    As a player in local democracy, civic tech has a strong methodological role to play alongside local authorities, so that a constructive dialogue can take place. Stéphane Beaudet sees several issues on which to work for this collaboration to be fruitful.

    1. **Reconciling overall issues (macro) with the problems of local residents (micro)

    The territorial strategy can sometimes be contradictory with the very local problems of the inhabitants. The challenge of consultation will be to reconcile these interests** and to provide citizens with the necessary context for informed participation.

    **2. Reconciling the short term and the long term

    "The world is moving fast. Young people have more and more difficulty in projecting themselves. The inhabitants are less sedentary than before... Working on the Evry project for 2040 is no longer of much interest to them!" laments Stéphane Beaudet.

    For long-term participation, however, it is necessary to succeed in getting the inhabitants interested in concrete and immediate issues as well as in structural and long-term projects. If this dual time frame is already complicated on a daily basis, "between the management of a pothole and the city's future over 20 years", it is even more so when it comes to [involving citizens] (

    Discover how Fluicity answers to the consultation challenges of intercommunities

    **3. Ensure a proof of the consultation

    Consultation alone is a tool. To have an impact, it must be analyzed and provide evidence that the citizen's voice has been taken into account. This step is essential to build trust - both in the process and in the decision makers.
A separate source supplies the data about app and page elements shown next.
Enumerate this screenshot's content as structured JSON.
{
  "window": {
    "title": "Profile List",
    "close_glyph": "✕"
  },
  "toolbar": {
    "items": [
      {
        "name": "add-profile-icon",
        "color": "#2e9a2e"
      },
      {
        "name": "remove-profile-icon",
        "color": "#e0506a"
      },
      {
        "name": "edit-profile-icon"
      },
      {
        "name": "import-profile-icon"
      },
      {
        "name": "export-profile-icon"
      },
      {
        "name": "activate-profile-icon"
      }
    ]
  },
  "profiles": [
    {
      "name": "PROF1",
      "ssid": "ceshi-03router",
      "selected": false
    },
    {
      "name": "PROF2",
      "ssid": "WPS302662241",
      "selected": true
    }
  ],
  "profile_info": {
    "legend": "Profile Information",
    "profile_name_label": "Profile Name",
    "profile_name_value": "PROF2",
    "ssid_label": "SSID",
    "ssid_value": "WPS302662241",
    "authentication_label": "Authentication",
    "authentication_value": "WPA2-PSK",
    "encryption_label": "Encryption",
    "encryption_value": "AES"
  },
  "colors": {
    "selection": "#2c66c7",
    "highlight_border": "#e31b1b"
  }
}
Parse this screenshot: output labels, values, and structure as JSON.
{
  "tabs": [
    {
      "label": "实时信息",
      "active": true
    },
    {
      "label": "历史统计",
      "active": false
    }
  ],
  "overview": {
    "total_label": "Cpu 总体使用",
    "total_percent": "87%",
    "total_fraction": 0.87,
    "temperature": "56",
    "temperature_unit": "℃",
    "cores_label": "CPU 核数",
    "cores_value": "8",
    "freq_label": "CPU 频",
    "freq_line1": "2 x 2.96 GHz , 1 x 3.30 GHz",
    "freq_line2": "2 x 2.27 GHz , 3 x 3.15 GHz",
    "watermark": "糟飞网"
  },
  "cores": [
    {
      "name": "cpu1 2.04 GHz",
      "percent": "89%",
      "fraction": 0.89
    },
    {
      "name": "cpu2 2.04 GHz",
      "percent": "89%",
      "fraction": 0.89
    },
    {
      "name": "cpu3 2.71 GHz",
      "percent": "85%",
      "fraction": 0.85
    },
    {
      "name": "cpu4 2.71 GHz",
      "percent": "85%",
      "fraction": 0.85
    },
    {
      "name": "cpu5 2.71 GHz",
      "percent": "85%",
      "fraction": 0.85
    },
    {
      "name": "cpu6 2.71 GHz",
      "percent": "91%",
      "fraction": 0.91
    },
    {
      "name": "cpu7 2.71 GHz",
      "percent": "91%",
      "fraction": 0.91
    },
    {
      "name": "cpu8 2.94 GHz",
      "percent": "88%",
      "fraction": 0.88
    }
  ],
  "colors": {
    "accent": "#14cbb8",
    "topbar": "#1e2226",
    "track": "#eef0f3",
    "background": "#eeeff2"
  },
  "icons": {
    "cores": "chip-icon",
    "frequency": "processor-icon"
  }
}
    For Stéphane Beaudet, the difficulty is precisely to provide this proof: "How can we ensure continuity in the consultation process? How can we trace the thread of a public decision in order to demonstrate how the citizen's word has shaped/influenced it?"

    A challenge that Fluicity has fully taken into account in its consultation methodology and in its Data science service offering.

    4. Instilling a civic culture in citizens

    Education is fundamental," insists the mayor of Evry-Courcouronnes. Being a citizen means first of all defining what makes up the "common purpose". The question of "why we are together" is essential. We lack a cultural background, intellectual construction around the "good life together", real ethical and political debates.

    We lack a cultural background, an intellectual construction around "living well together", real ethical and political debates

    If "improving the educational background" seems to him to be essential, he also counts on the support of civic tech to "make citizens more responsible" and to ensure that their commitment and their positions take more and more into account the collective.

    "I expect civic tech to share a culture. That we work together to organize the speaking out and to put up the dikes". Challenge accepted!

    Discover how Fluicity meets the consultation challenges of intercommunities